(Dataset items)
- Opening Delimiter -

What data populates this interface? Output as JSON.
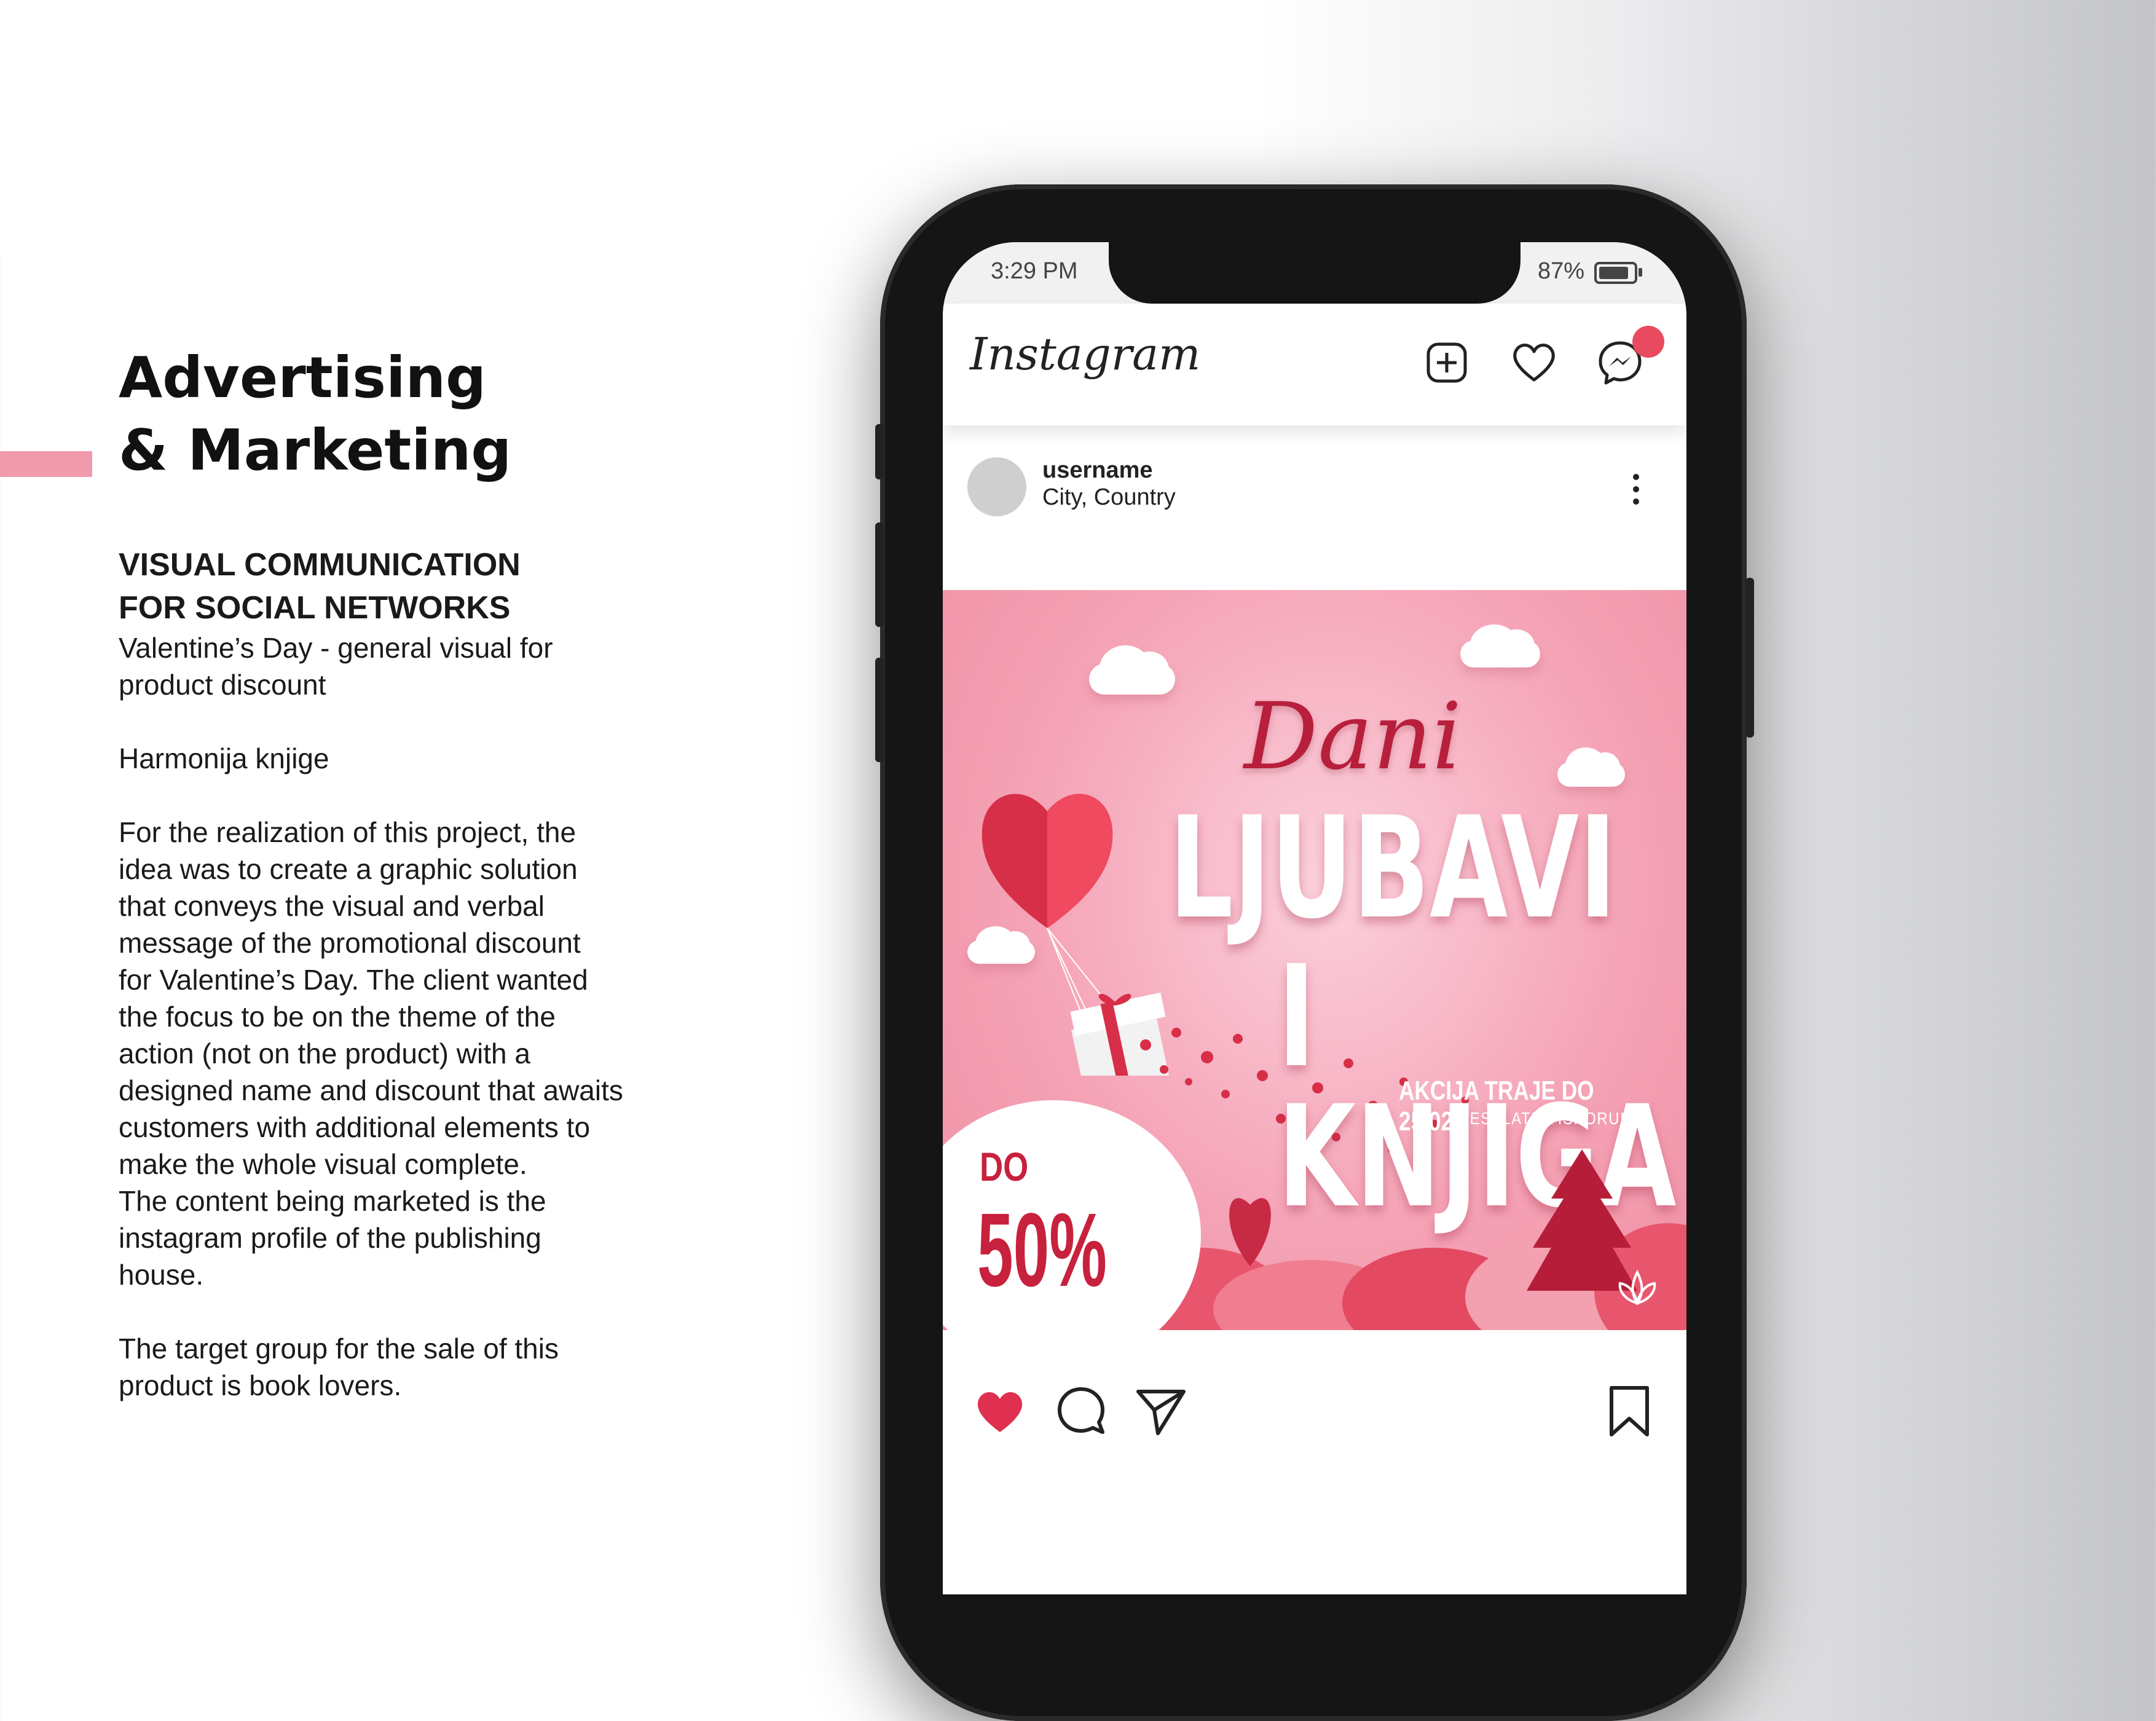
{
  "left_panel": {
    "heading_line1": "Advertising",
    "heading_line2": "& Marketing",
    "subheading_line1": "VISUAL COMMUNICATION",
    "subheading_line2": "FOR SOCIAL NETWORKS",
    "description_line1": "Valentine’s Day - general visual for",
    "description_line2": "product discount",
    "client": "Harmonija knjige",
    "body_lines": [
      "For the realization of this project, the",
      "idea was to create a graphic solution",
      "that conveys the visual and verbal",
      "message of the promotional discount",
      "for Valentine’s Day. The client wanted",
      "the focus to be on the theme of the",
      "action (not on the product) with a",
      "designed name and discount that awaits",
      "customers with additional elements to",
      "make the whole visual complete.",
      "The content being marketed is the",
      "instagram profile of the publishing",
      "house."
    ],
    "target_line1": "The target group for the sale of this",
    "target_line2": "product is book lovers."
  },
  "phone": {
    "status": {
      "time": "3:29 PM",
      "battery": "87%",
      "battery_level": 0.87
    },
    "app": {
      "logo": "Instagram",
      "icons": [
        "new-post-icon",
        "heart-icon",
        "messenger-icon"
      ],
      "notification_color": "#e84a5f"
    },
    "post": {
      "username": "username",
      "location": "City, Country",
      "image_text": {
        "line1": "Dani",
        "line2": "LJUBAVI",
        "line3": "I KNJIGA",
        "line4": "AKCIJA TRAJE DO 25.02.",
        "line5": "BESPLATNA ISPORUKA",
        "discount_prefix": "DO",
        "discount": "50%"
      },
      "actions": [
        "liked-heart-icon",
        "comment-icon",
        "share-icon",
        "bookmark-icon"
      ],
      "like_color": "#e0304f"
    }
  },
  "colors": {
    "accent": "#f19aab",
    "brand_red": "#c8213d"
  }
}
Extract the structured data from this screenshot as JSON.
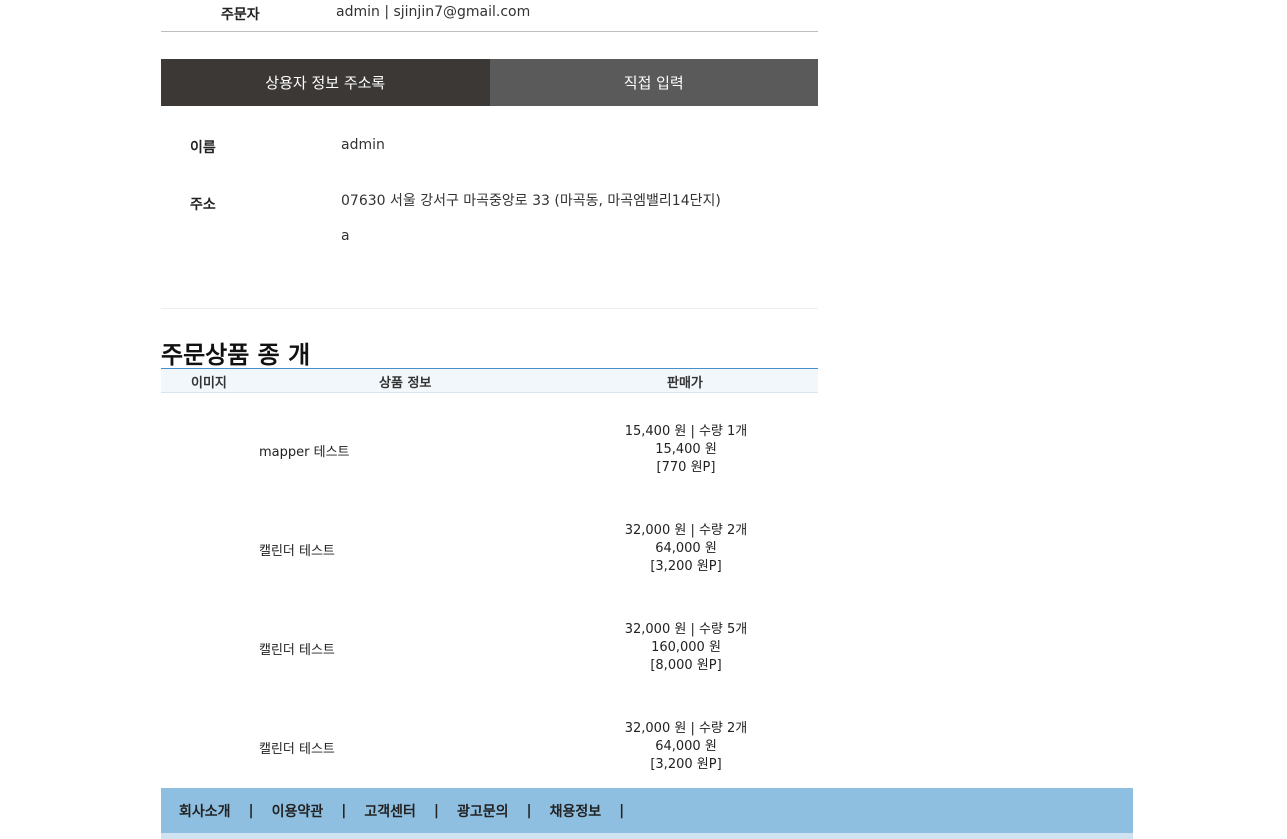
{
  "orderer": {
    "label": "주문자",
    "value": "admin | sjinjin7@gmail.com"
  },
  "tabs": [
    {
      "label": "상용자 정보 주소록",
      "active": true
    },
    {
      "label": "직접 입력",
      "active": false
    }
  ],
  "receiver": {
    "name_label": "이름",
    "name_value": "admin",
    "address_label": "주소",
    "address_line1": "07630 서울 강서구 마곡중앙로 33 (마곡동, 마곡엠밸리14단지)",
    "address_line2": "a"
  },
  "order_section": {
    "title": "주문상품 종 개"
  },
  "table": {
    "headers": {
      "image": "이미지",
      "info": "상품 정보",
      "price": "판매가"
    },
    "rows": [
      {
        "name": "mapper 테스트",
        "unit_qty": "15,400 원 | 수량 1개",
        "total": "15,400 원",
        "points": "[770 원P]"
      },
      {
        "name": "캘린더 테스트",
        "unit_qty": "32,000 원 | 수량 2개",
        "total": "64,000 원",
        "points": "[3,200 원P]"
      },
      {
        "name": "캘린더 테스트",
        "unit_qty": "32,000 원 | 수량 5개",
        "total": "160,000 원",
        "points": "[8,000 원P]"
      },
      {
        "name": "캘린더 테스트",
        "unit_qty": "32,000 원 | 수량 2개",
        "total": "64,000 원",
        "points": "[3,200 원P]"
      }
    ]
  },
  "footer": {
    "links": [
      "회사소개",
      "이용약관",
      "고객센터",
      "광고문의",
      "채용정보"
    ],
    "separator": "|"
  },
  "colors": {
    "tab_active": "#3c3836",
    "tab_inactive": "#5a5a5a",
    "footer_bg": "#8fbfe0",
    "table_head_border": "#4a90c8"
  }
}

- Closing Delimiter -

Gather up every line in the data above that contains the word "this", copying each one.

Output —
What data populates this interface? Output as JSON.
      "For the realization of this project, the",
    "target_line1": "The target group for the sale of this",
Extract the structured data from this screenshot as JSON.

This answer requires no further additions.